    To yearn for the past is to look back instead of forward, no constitutional republic can survive an emotionally driven people, such a government is suitable only for rational principled men. The question now before us is what do we build as the republic of our past passes into the annals of history. De we learn from the giants that have come before us and mature as a people or do we continue to damn ourselves through our astounding hubris that we always know more those who came before us?

  12. Restoration to the Articles of Confederation? Maybe. But to just go back to the coup of 1787? What would be the point? Already, nobody is paying any attention to the very same constitution. Chances are, after another revolution, they still won't.

    The Founders (the real ones like Sam Adams and Patrick "I smelt a Rat" Henry) were no doubt some very smart guys, but we don't need any more Hamiltons, thank you. The bankers are already over-represented in today's society. And I don't buy the line that there is simply nothing new that could have been learned in the last 240 years. After all democracy was kinda untried and new back then, while we now know the end-state of it.

  13. Paul,
    1) We're not a democracy, and never were.
    Most of the troubles we have currently come from ignoring and/or deliberately undermining that exact fact.

    {As originally written, nota bene that in 1800, any given voter cast a direct ballot for precisely one member of their federal government: their congressman. The guy who was specifically chosen from amongst them to represent them directly, and the most answerable to the people in his own district.
    That's it, from top to bottom: one guy you or anyone else should have any direct say in electing, ever. You should also notice that were we to repeal the seventeenth amendment tomorrow, the Senate would be composed of at least 64 (R) senators, and Trump could have nominated Ann Coulter, Rush Limbaugh, or Attila the Hun to the Supreme Court, and the (D)s couldn't even have gotten a word in edgewise. The confirmation process would have taken about an hour for Trump's entire cabinet, and every federal judgeship vacancy in the country would have been over on Tuesday, Jan. 24th. The Ninth Circus would be composed of judges to the right of Scalia by next year, and the Leftist ones currently in office in every circuit could and would have found their offices defunded and their courts shuttered.
    Tell me how long our current problems would last under those conditions. Personally, I'm betting that abandoned military bases would be full of more illegals awaiting getting pushed through the border wall than dogs have fleas, some weeks ago, and the Leftists plotting sedition would be in federal court under charges. Just for openers.}
    2) The current state isn't the end state, it's the hijacked state, which has been precisely the problem for a century or so.
    3) If, despite those glaring problems with your analysis, you have a better idea for how to do things, bring it out.

  14. The USC/BOR needs a few minor tweaks, mainly clearing up the original meaning. It only needs 1 major change though:

    Amendment 0 :"Non-citizens have no rights including the right to life.
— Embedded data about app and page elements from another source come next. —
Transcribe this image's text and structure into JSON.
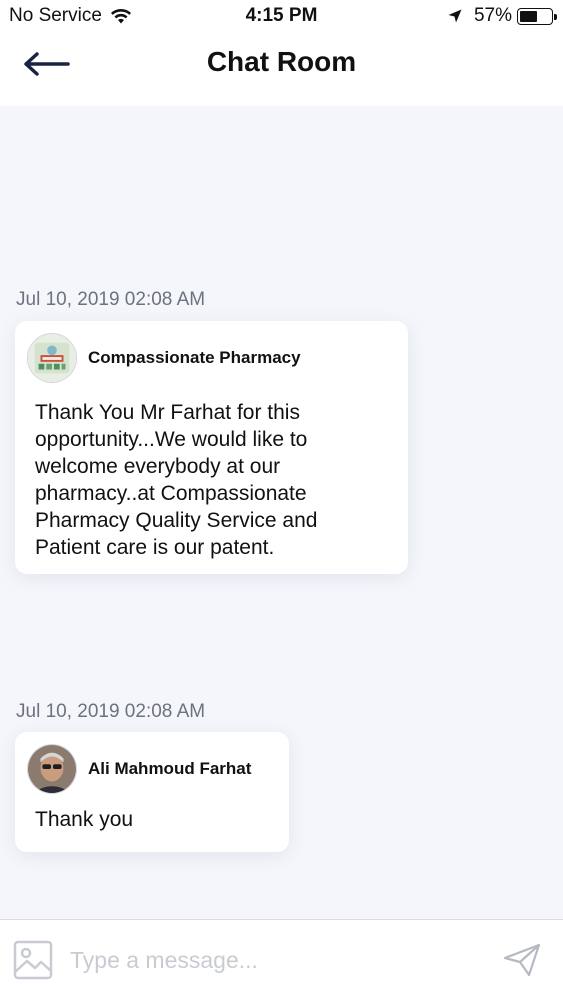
{
  "status_bar": {
    "carrier": "No Service",
    "time": "4:15 PM",
    "battery_percent": "57%",
    "battery_level": 0.57,
    "icons": [
      "wifi-icon",
      "location-arrow-icon",
      "battery-icon"
    ]
  },
  "header": {
    "title": "Chat Room",
    "back_icon": "arrow-left-icon"
  },
  "messages": [
    {
      "timestamp": "Jul 10, 2019 02:08 AM",
      "sender": "Compassionate Pharmacy",
      "text": "Thank You Mr Farhat for this\nopportunity...We would like to\nwelcome everybody at our\npharmacy..at Compassionate\nPharmacy Quality Service and\nPatient care is our patent."
    },
    {
      "timestamp": "Jul 10, 2019 02:08 AM",
      "sender": "Ali Mahmoud Farhat",
      "text": "Thank you"
    }
  ],
  "input_bar": {
    "placeholder": "Type a message...",
    "value": "",
    "image_icon": "image-icon",
    "send_icon": "send-icon"
  },
  "colors": {
    "chat_background": "#f4f6fa",
    "timestamp_text": "#6b7380",
    "placeholder_text": "#c8ccd2",
    "header_arrow": "#1c2340"
  }
}
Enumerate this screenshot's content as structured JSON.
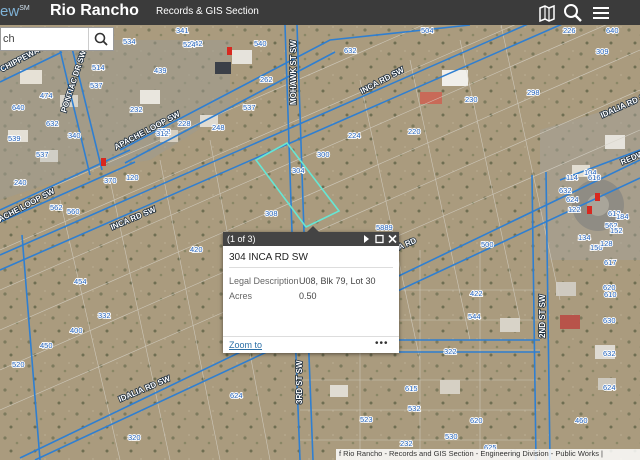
{
  "header": {
    "brand_fragment": "ew",
    "brand_mark": "SM",
    "app_title": "Rio Rancho",
    "subtitle": "Records & GIS Section",
    "icons": [
      "basemap-gallery-icon",
      "search-icon",
      "menu-icon"
    ]
  },
  "search": {
    "value": "ch",
    "placeholder": "ch"
  },
  "colors": {
    "header_bg": "#3b3b3b",
    "road_lines": "#2f7fd1",
    "selected_parcel": "#66e6d4",
    "parcel_lines": "#d6d2c8",
    "label_text": "#1f5fb8"
  },
  "streets": [
    "CHIPPEWA ST SW",
    "PONTIAC DR SW",
    "APACHE LOOP SW",
    "ACHE LOOP SW",
    "INCA RD SW",
    "INCA RD SW",
    "MOHAWK ST SW",
    "IDALIA RD SW",
    "IDALIA RD SW",
    "IDALIA RD",
    "3RD ST SW",
    "2ND ST SW",
    "REDW"
  ],
  "parcel_labels": [
    "341",
    "540",
    "632",
    "504",
    "226",
    "640",
    "534",
    "542",
    "474",
    "537",
    "439",
    "640",
    "632",
    "340",
    "514",
    "524",
    "537",
    "248",
    "232",
    "228",
    "262",
    "230",
    "298",
    "309",
    "539",
    "537",
    "552",
    "370",
    "300",
    "220",
    "224",
    "304",
    "308",
    "5889",
    "420",
    "560",
    "312",
    "120",
    "240",
    "332",
    "562",
    "454",
    "500",
    "422",
    "617",
    "610",
    "104",
    "114",
    "544",
    "322",
    "400",
    "450",
    "520",
    "615",
    "532",
    "523",
    "320",
    "624",
    "620",
    "625",
    "630",
    "632",
    "624",
    "530",
    "232",
    "460",
    "562",
    "612",
    "624",
    "632",
    "150",
    "128",
    "122",
    "134",
    "152",
    "184",
    "616",
    "620"
  ],
  "popup": {
    "count": "(1 of 3)",
    "title": "304 INCA RD SW",
    "fields": [
      {
        "label": "Legal Description",
        "value": "U08, Blk 79, Lot 30"
      },
      {
        "label": "Acres",
        "value": "0.50"
      }
    ],
    "zoom_label": "Zoom to",
    "more_label": "•••"
  },
  "attribution": "f Rio Rancho - Records and GIS Section - Engineering Division - Public Works |"
}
Anyone publicly advocating for non-white immigration, cultural marxism, or feminism will have their citizenship revoked after a 1 week period to allow flight from the country."

  15. I'm certainly no expert on the Constitution, history, and classic literature, but I think it would be more robust if it read: Life, Liberty, and Property rather than "pursuit of happiness".
    Might add in term limits, punishment for undermining Constitutional limits on government, a return to the original 13th Amendment, etc.
    The original documents are outstanding (in a class of their own), but 200+ years have shown some weaknesses that could stand some fine-tuning to prevent what we are seeing today.